--- EXERCISE MATERIAL Enclosed Below ---

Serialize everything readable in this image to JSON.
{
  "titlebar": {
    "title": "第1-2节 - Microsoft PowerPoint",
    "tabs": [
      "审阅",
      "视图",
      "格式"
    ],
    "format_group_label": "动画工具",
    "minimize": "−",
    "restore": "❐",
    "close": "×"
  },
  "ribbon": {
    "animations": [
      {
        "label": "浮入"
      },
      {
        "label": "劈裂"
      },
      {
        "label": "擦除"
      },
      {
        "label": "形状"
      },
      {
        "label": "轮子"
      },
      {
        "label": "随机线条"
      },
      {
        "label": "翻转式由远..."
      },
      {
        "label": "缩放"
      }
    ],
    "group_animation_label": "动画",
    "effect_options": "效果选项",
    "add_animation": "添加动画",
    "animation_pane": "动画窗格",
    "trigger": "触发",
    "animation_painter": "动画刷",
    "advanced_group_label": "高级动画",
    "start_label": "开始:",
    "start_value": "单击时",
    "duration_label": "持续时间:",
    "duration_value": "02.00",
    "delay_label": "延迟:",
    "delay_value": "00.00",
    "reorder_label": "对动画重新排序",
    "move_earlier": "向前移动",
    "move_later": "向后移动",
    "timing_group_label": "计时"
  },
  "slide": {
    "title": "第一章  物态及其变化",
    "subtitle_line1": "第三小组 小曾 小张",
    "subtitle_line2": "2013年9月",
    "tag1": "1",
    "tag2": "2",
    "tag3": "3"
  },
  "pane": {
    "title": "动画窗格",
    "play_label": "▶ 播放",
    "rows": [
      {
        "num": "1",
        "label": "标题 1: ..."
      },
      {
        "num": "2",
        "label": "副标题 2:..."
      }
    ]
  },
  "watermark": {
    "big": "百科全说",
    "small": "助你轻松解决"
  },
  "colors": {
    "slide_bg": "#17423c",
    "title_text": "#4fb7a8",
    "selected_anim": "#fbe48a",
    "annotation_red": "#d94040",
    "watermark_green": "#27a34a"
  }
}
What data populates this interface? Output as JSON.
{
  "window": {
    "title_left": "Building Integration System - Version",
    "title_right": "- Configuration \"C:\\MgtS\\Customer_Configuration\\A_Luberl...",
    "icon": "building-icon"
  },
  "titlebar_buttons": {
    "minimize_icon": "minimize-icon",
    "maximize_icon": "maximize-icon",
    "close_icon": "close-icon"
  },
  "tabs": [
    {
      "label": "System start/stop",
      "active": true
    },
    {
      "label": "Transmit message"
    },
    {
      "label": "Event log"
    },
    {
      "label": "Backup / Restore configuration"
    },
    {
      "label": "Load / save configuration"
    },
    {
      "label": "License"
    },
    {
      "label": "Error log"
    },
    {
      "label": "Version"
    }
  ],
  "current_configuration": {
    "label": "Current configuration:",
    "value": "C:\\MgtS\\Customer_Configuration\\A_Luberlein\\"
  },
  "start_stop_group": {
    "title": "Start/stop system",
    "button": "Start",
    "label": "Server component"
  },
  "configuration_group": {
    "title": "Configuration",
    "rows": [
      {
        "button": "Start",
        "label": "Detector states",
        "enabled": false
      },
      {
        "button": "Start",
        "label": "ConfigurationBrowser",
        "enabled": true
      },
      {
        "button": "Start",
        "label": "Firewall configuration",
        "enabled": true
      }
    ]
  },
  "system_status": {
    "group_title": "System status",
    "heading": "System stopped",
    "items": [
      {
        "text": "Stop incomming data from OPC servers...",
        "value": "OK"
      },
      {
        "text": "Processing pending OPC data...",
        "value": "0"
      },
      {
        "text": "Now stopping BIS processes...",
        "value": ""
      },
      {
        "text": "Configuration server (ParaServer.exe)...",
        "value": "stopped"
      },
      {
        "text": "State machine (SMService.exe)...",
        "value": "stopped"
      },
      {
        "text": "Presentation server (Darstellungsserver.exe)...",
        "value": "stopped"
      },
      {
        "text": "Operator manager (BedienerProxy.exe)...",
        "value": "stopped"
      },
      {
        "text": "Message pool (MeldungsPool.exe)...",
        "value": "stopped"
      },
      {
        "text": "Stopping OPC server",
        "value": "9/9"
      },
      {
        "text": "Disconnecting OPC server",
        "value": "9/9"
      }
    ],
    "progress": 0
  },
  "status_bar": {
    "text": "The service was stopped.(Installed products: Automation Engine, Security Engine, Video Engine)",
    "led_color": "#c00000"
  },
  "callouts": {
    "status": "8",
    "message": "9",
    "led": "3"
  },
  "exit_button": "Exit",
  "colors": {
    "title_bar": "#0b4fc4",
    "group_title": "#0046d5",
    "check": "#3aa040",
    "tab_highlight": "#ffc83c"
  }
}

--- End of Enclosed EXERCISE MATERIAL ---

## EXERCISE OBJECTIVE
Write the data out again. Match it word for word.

## WRITTEN REPLY
Serialize everything readable in this image to JSON.
{
  "titlebar": {
    "title": "第1-2节 - Microsoft PowerPoint",
    "tabs": [
      "审阅",
      "视图",
      "格式"
    ],
    "format_group_label": "动画工具",
    "minimize": "−",
    "restore": "❐",
    "close": "×"
  },
  "ribbon": {
    "animations": [
      {
        "label": "浮入"
      },
      {
        "label": "劈裂"
      },
      {
        "label": "擦除"
      },
      {
        "label": "形状"
      },
      {
        "label": "轮子"
      },
      {
        "label": "随机线条"
      },
      {
        "label": "翻转式由远..."
      },
      {
        "label": "缩放"
      }
    ],
    "group_animation_label": "动画",
    "effect_options": "效果选项",
    "add_animation": "添加动画",
    "animation_pane": "动画窗格",
    "trigger": "触发",
    "animation_painter": "动画刷",
    "advanced_group_label": "高级动画",
    "start_label": "开始:",
    "start_value": "单击时",
    "duration_label": "持续时间:",
    "duration_value": "02.00",
    "delay_label": "延迟:",
    "delay_value": "00.00",
    "reorder_label": "对动画重新排序",
    "move_earlier": "向前移动",
    "move_later": "向后移动",
    "timing_group_label": "计时"
  },
  "slide": {
    "title": "第一章  物态及其变化",
    "subtitle_line1": "第三小组 小曾 小张",
    "subtitle_line2": "2013年9月",
    "tag1": "1",
    "tag2": "2",
    "tag3": "3"
  },
  "pane": {
    "title": "动画窗格",
    "play_label": "▶ 播放",
    "rows": [
      {
        "num": "1",
        "label": "标题 1: ..."
      },
      {
        "num": "2",
        "label": "副标题 2:..."
      }
    ]
  },
  "watermark": {
    "big": "百科全说",
    "small": "助你轻松解决"
  },
  "colors": {
    "slide_bg": "#17423c",
    "title_text": "#4fb7a8",
    "selected_anim": "#fbe48a",
    "annotation_red": "#d94040",
    "watermark_green": "#27a34a"
  }
}
What data populates this interface? Output as JSON.
{
  "window": {
    "title_left": "Building Integration System - Version",
    "title_right": "- Configuration \"C:\\MgtS\\Customer_Configuration\\A_Luberl...",
    "icon": "building-icon"
  },
  "titlebar_buttons": {
    "minimize_icon": "minimize-icon",
    "maximize_icon": "maximize-icon",
    "close_icon": "close-icon"
  },
  "tabs": [
    {
      "label": "System start/stop",
      "active": true
    },
    {
      "label": "Transmit message"
    },
    {
      "label": "Event log"
    },
    {
      "label": "Backup / Restore configuration"
    },
    {
      "label": "Load / save configuration"
    },
    {
      "label": "License"
    },
    {
      "label": "Error log"
    },
    {
      "label": "Version"
    }
  ],
  "current_configuration": {
    "label": "Current configuration:",
    "value": "C:\\MgtS\\Customer_Configuration\\A_Luberlein\\"
  },
  "start_stop_group": {
    "title": "Start/stop system",
    "button": "Start",
    "label": "Server component"
  },
  "configuration_group": {
    "title": "Configuration",
    "rows": [
      {
        "button": "Start",
        "label": "Detector states",
        "enabled": false
      },
      {
        "button": "Start",
        "label": "ConfigurationBrowser",
        "enabled": true
      },
      {
        "button": "Start",
        "label": "Firewall configuration",
        "enabled": true
      }
    ]
  },
  "system_status": {
    "group_title": "System status",
    "heading": "System stopped",
    "items": [
      {
        "text": "Stop incomming data from OPC servers...",
        "value": "OK"
      },
      {
        "text": "Processing pending OPC data...",
        "value": "0"
      },
      {
        "text": "Now stopping BIS processes...",
        "value": ""
      },
      {
        "text": "Configuration server (ParaServer.exe)...",
        "value": "stopped"
      },
      {
        "text": "State machine (SMService.exe)...",
        "value": "stopped"
      },
      {
        "text": "Presentation server (Darstellungsserver.exe)...",
        "value": "stopped"
      },
      {
        "text": "Operator manager (BedienerProxy.exe)...",
        "value": "stopped"
      },
      {
        "text": "Message pool (MeldungsPool.exe)...",
        "value": "stopped"
      },
      {
        "text": "Stopping OPC server",
        "value": "9/9"
      },
      {
        "text": "Disconnecting OPC server",
        "value": "9/9"
      }
    ],
    "progress": 0
  },
  "status_bar": {
    "text": "The service was stopped.(Installed products: Automation Engine, Security Engine, Video Engine)",
    "led_color": "#c00000"
  },
  "callouts": {
    "status": "8",
    "message": "9",
    "led": "3"
  },
  "exit_button": "Exit",
  "colors": {
    "title_bar": "#0b4fc4",
    "group_title": "#0046d5",
    "check": "#3aa040",
    "tab_highlight": "#ffc83c"
  }
}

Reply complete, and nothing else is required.